She was beautiful and alluring. He was ugly and crippled. Their marriage had been arranged and she resented it. She began sleeping with his brother, and he caught them in a net — literally. Having caught them, he exposed them to public shame.
In rough outline this was the story of Greek god and goddess, Hephaestus and Aphrodite. He was variously associated with blacksmiths, craftsmen, artisans, metallurgy, and fire. In short, he made tools and weapons. He was a god of technology. She was the goddess of beauty, love, and sexuality. She was the goddess of desire. Her affair had been with Ares, god of war and Hephaestus’ own brother. Although sorting out the different accounts on this point is difficult, in some versions of the story Eros, god of sexual desire and love, is born of the union of Hephaestus and Aphrodite; in others he is the child of Aphrodite and Ares. Hephaestus is also regarded as the creator of Pandora and her infamous box. It was also out of Hephaestus’ furnace that Prometheus stole fire to give to humanity and it was Hephaestus in turn who is called upon by Zeus to forge the chains that bind Prometheus to his eternal fate.
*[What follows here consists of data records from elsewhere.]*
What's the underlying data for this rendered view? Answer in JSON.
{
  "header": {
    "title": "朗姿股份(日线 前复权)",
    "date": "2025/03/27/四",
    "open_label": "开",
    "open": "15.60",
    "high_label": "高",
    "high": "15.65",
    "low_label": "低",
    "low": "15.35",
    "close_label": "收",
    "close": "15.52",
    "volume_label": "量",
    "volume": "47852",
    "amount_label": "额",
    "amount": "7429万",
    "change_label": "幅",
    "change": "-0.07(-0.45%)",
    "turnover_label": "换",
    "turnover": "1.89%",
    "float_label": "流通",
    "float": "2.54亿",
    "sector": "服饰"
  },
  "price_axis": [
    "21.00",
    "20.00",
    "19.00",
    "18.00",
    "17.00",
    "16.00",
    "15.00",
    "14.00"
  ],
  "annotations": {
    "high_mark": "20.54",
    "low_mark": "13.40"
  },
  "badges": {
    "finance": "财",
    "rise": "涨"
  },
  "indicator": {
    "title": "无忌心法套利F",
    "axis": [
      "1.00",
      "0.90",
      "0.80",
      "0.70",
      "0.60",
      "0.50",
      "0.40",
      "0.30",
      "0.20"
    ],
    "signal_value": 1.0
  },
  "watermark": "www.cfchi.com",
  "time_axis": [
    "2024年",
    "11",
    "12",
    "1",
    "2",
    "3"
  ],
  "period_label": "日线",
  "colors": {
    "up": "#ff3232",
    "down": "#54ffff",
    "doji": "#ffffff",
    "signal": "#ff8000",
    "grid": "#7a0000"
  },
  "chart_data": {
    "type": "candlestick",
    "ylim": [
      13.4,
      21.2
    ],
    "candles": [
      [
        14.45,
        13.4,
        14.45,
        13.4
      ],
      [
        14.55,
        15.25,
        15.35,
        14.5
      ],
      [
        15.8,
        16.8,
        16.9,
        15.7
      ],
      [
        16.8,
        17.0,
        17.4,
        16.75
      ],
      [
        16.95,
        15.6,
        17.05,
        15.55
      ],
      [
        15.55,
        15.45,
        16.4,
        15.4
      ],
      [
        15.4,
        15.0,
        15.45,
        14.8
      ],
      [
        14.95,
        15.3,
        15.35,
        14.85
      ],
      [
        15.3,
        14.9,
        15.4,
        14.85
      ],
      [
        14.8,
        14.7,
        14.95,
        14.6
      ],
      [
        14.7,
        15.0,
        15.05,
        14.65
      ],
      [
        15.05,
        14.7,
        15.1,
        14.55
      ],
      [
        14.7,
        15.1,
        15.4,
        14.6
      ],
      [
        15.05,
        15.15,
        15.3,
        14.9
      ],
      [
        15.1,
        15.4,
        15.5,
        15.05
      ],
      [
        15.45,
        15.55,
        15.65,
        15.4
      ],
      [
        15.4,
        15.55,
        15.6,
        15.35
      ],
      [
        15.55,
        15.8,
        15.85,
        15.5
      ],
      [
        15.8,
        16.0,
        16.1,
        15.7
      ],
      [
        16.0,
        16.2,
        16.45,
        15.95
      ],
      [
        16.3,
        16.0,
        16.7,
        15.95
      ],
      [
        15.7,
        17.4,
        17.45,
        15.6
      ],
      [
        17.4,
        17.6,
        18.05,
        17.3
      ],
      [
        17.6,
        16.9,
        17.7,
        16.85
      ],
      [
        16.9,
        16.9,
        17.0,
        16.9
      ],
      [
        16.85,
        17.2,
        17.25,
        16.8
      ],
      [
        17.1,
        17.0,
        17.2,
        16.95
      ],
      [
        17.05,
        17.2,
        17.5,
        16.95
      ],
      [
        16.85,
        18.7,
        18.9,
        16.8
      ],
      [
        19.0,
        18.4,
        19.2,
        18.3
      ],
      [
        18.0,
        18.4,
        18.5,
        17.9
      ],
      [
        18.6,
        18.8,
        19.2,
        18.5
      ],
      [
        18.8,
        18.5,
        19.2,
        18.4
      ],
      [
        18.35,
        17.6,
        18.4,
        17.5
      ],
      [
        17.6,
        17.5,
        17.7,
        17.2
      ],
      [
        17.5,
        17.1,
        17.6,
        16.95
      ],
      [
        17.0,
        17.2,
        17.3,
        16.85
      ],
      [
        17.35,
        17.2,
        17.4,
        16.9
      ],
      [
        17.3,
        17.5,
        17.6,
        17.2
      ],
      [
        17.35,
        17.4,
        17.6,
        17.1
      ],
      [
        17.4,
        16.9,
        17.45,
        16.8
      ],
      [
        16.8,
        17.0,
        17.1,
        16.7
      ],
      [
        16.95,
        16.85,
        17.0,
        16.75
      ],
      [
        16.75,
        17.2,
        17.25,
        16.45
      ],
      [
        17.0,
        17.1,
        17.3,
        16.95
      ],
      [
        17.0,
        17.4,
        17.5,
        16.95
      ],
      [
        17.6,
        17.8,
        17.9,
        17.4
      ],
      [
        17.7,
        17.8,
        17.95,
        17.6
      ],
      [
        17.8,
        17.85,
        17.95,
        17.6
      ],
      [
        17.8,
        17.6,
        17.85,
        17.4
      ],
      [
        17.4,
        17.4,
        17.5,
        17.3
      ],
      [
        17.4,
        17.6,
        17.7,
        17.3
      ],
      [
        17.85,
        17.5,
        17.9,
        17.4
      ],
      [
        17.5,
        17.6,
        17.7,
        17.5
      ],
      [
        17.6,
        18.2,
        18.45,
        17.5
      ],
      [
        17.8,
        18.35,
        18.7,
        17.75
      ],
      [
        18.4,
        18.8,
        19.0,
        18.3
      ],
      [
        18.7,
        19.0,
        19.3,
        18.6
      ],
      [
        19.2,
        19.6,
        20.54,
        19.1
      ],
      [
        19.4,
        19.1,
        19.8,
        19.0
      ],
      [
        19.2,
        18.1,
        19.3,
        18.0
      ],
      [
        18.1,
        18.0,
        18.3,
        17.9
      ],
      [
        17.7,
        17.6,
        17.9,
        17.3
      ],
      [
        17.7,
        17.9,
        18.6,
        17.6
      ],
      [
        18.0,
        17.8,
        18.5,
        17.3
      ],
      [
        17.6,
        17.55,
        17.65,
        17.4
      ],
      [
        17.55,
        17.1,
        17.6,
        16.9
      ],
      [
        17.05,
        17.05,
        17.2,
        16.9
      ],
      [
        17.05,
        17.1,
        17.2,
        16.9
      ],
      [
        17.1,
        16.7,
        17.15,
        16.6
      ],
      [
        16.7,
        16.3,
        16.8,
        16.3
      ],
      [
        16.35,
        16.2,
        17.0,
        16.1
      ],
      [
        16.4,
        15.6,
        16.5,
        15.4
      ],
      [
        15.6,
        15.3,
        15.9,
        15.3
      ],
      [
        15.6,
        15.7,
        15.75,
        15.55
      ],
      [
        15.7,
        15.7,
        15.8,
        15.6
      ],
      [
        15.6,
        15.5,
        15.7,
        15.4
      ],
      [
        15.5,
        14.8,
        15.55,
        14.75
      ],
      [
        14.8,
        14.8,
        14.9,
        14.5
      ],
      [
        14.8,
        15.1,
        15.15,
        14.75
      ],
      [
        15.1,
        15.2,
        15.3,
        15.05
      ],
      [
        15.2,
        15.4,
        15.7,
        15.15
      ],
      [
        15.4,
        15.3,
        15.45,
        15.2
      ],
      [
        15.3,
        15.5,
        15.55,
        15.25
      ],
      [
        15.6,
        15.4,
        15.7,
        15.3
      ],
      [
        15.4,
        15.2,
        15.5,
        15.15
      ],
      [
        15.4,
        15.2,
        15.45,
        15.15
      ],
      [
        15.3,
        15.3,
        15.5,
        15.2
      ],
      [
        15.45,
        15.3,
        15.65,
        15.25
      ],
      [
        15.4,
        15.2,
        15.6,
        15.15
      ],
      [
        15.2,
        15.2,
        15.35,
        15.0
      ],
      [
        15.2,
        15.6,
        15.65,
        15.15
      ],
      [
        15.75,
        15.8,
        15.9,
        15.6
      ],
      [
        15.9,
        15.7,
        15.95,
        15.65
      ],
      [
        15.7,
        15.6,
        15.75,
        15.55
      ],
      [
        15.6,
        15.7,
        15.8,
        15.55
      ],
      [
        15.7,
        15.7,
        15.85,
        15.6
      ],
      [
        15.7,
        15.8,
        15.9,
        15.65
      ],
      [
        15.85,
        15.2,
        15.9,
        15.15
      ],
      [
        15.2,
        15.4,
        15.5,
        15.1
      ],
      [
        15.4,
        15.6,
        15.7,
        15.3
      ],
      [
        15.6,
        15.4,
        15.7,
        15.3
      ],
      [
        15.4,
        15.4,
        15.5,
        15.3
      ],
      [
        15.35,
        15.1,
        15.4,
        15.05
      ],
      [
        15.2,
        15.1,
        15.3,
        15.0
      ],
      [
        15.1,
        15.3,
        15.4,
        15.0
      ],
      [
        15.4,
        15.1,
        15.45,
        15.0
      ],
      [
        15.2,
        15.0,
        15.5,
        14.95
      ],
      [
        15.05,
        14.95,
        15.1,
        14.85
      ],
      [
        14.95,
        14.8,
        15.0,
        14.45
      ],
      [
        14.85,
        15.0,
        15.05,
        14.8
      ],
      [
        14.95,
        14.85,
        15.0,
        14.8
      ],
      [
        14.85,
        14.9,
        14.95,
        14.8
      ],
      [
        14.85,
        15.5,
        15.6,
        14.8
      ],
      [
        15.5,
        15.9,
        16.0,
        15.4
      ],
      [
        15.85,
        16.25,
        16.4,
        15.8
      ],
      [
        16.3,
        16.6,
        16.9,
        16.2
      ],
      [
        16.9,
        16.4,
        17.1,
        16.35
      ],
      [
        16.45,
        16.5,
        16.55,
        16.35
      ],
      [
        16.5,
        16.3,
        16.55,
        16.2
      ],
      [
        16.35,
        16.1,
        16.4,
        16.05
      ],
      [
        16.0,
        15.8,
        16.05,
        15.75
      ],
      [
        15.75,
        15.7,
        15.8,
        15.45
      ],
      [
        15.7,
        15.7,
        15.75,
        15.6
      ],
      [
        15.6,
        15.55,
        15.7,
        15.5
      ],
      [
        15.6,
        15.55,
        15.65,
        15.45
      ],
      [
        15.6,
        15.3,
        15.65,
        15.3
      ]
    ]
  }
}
Say what you will about the Greeks and their gods with their sordid sex lives and petty rivalries, their stories certainly had a way of touching the universal. In the stories surrounding Hephaestus there is laid out for us a vision of technology in its various relationships to love, sex, beauty, war, disaster, hubris, death, and desire.
It was no doubt the image of Hephaestus, crippled from birth, that inspired the quip, “Technology is a god that limps.” And while I would be stretching the details of the story to say that he fashioned a prosthetic for himself — he was technically missing no limbs — he did nonetheless fashion crutches and other instruments to help him move about when needed, certainly extensions of himself in some sense. In the image of Hephaestus then, my posts “A God That Limps” and “Prosthetic Gods” are linked. I did not set out to write a triptych of thematically linked posts, but having written the first two and then recognizing the symbolic significance of Hephaestus, I felt compelled to tie them together with this last reflection.
Embedded in these ancient myths is another answer to the question that began these reflections: “Why do we react so defensively when we hear someone criticize our technologies?” The metaphor of technology as prosthesis suggests that our defensiveness has its roots in our identification with our technologies. The best of them become a part of us. The network of myths surrounding Hephaestus suggests that our defensiveness lies in the complicity of our technologies with our most deeply and passionately held desires.
The marriage Hephaestus and Aphrodite suggests that the genesis of technology sometimes lies in a desire for beauty and love. That Ares steals away Aphrodite reminds us that the warrior, whole in body and virile, is more apt to have the desire fulfilled (whether justly or not). That Hephaestus is a maker of armor and shields and other implements of war suggests that the origins of technology are sometimes implicated in the military-industrial complex. One here need only think of the Internet. The Internet, might otherwise be linked to Eros; the tool fashioned as an aid to war famously becomes a site for the generation of sexual desire. That Hephaestus is the maker of Pandora calls to mind the sight of oil-dark seas, rather than Homer’s wine-dark seas. That he fashions the chains that bind Prometheus, the ancient symbol of human hubris, suggests a fruitless cycle wherein we turn to ever more sophisticated technologies in order to solve the problems engendered by our earlier technologies. We create our technologies to fulfill our desires, and yet it may be that our technologies fan rather than fulfill, intensify rather than satisfy those same desires.
It was to Hephaestus that Thetis, mother of Achilles, came seeking a shield and armor for her son. That scene inspired W. H. Auden’s mid-20th century poem, “The Shield of Achilles.” In its lines Auden poignantly captured the sense of profound disappointment that attended a generation which having placed its hopes in Hephaestus found those hopes smoldering in the ashes of smoking cities from London to Hiroshima. In its closing stanza we read,
The thin-lipped armorer,
Hephaestos, hobbled away,
Thetis of the shining breasts
Cried out in dismay
At what the god had wrought
To please her son, the strong
Iron-hearted man-slaying Achilles
Who would not live long.
To avoid the same fate we would do well to resist technologies that discourage us from fashioning a world where, as Auden put it, “promises were kept” and “one could weep because another wept.”